*Material for this exercise*
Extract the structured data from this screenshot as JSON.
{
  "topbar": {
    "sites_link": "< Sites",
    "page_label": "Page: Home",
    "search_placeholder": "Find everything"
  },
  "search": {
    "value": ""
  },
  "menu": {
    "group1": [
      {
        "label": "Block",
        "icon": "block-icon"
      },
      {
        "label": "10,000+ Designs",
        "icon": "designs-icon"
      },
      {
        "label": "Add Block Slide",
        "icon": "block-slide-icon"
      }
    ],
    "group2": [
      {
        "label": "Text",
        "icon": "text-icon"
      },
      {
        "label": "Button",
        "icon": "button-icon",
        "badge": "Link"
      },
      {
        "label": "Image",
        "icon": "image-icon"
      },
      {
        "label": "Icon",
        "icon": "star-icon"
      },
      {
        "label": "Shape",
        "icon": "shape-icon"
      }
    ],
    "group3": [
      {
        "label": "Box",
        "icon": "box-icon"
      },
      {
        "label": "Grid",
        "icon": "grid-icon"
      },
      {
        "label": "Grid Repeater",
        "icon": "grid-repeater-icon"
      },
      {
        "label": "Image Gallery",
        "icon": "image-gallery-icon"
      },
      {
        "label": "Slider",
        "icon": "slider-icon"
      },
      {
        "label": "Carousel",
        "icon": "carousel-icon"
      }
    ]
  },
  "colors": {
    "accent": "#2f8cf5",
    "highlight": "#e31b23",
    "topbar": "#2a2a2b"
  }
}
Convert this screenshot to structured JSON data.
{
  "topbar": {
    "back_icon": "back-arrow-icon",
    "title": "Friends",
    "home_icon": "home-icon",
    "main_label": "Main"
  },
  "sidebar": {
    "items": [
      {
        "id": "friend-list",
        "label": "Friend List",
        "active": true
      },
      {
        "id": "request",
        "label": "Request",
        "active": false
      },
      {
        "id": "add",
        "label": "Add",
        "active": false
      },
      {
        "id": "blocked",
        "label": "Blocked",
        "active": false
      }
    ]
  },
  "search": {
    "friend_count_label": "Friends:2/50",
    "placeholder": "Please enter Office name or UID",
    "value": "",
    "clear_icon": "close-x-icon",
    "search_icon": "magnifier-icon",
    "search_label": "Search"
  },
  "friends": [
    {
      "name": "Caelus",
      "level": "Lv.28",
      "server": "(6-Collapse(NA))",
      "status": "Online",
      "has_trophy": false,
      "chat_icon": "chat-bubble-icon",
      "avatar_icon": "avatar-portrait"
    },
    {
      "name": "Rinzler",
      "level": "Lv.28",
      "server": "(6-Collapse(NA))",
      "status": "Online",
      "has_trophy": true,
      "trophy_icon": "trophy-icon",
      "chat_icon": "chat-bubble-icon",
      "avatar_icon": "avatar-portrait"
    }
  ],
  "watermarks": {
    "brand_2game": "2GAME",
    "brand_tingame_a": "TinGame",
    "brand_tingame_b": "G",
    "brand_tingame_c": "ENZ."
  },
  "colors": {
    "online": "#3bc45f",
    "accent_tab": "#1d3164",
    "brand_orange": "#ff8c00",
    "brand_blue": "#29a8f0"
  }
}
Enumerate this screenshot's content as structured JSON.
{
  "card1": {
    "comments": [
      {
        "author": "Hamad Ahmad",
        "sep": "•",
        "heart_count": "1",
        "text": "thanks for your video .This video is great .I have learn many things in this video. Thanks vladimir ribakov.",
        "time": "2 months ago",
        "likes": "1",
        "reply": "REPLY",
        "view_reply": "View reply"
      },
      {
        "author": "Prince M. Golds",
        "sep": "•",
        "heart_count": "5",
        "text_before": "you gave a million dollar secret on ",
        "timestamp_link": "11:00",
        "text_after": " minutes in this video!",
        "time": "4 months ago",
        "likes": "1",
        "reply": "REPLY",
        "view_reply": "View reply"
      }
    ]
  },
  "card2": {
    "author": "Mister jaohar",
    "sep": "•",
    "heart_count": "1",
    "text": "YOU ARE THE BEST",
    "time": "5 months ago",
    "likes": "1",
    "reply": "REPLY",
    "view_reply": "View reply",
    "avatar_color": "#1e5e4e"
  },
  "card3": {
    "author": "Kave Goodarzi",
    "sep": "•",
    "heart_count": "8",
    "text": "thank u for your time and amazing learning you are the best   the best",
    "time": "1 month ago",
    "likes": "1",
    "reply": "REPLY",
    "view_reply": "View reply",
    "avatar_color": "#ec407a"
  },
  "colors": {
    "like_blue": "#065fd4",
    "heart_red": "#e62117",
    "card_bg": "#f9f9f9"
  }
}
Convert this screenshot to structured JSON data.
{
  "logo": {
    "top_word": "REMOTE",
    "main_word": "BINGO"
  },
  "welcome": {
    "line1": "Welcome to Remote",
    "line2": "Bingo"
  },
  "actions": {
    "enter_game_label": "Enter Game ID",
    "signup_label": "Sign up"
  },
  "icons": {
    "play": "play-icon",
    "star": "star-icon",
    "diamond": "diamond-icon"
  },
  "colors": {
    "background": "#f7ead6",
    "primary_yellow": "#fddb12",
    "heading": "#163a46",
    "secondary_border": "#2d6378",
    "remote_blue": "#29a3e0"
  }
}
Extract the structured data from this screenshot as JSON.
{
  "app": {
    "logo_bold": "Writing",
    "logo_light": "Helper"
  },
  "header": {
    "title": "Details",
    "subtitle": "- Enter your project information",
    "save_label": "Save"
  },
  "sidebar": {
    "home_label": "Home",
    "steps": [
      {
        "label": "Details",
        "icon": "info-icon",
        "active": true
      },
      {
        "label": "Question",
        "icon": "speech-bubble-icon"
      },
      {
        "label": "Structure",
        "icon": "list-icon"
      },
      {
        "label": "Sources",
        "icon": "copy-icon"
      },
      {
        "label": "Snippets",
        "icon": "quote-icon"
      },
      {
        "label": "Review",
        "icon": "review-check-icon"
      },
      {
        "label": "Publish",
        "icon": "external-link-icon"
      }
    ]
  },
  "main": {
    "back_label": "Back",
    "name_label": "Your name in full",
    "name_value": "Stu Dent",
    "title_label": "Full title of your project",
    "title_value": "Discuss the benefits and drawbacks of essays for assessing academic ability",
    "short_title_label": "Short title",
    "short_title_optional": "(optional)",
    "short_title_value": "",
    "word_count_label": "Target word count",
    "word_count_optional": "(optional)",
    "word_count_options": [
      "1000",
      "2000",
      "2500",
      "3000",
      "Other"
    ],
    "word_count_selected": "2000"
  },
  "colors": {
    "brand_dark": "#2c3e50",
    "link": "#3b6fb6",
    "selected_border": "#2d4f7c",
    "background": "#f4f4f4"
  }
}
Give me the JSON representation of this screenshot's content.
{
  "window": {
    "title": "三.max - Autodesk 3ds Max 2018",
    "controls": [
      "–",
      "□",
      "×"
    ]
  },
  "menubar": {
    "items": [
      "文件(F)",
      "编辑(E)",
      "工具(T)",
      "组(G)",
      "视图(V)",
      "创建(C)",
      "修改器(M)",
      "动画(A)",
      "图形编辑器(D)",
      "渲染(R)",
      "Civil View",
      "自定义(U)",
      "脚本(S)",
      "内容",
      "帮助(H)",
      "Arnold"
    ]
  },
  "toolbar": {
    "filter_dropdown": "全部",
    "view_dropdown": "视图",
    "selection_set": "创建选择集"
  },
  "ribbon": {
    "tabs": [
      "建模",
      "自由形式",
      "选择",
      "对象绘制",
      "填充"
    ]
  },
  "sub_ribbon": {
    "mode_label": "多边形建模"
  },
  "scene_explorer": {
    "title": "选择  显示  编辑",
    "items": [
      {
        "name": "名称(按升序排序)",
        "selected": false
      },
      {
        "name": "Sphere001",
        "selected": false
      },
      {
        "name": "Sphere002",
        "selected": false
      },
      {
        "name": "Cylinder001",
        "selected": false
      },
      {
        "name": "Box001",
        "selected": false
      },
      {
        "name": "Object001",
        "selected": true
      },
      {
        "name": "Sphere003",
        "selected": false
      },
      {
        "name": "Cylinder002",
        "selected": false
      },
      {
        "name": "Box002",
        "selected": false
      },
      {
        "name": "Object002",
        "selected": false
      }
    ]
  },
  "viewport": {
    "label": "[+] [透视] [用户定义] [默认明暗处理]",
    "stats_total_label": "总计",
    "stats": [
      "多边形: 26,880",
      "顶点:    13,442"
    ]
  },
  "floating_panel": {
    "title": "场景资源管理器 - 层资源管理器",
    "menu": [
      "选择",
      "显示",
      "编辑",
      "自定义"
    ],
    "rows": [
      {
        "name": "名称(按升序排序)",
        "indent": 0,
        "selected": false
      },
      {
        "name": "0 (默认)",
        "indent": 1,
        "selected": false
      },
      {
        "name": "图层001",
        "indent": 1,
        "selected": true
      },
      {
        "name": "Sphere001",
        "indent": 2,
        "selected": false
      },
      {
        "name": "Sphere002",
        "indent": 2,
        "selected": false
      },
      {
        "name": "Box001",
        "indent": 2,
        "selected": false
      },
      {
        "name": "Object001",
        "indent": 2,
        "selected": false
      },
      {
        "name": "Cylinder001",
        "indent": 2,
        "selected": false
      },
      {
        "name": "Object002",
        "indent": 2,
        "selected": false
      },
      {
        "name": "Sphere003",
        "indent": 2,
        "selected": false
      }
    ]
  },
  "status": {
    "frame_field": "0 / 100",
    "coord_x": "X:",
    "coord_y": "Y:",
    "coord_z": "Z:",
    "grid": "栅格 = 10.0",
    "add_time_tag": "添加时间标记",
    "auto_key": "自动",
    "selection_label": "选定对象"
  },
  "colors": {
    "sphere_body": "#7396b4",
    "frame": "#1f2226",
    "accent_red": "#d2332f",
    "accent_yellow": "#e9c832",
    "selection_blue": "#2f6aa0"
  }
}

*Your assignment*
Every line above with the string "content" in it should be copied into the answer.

*Task output*
Enumerate this screenshot's content as structured JSON.
Give me the JSON representation of this screenshot's content.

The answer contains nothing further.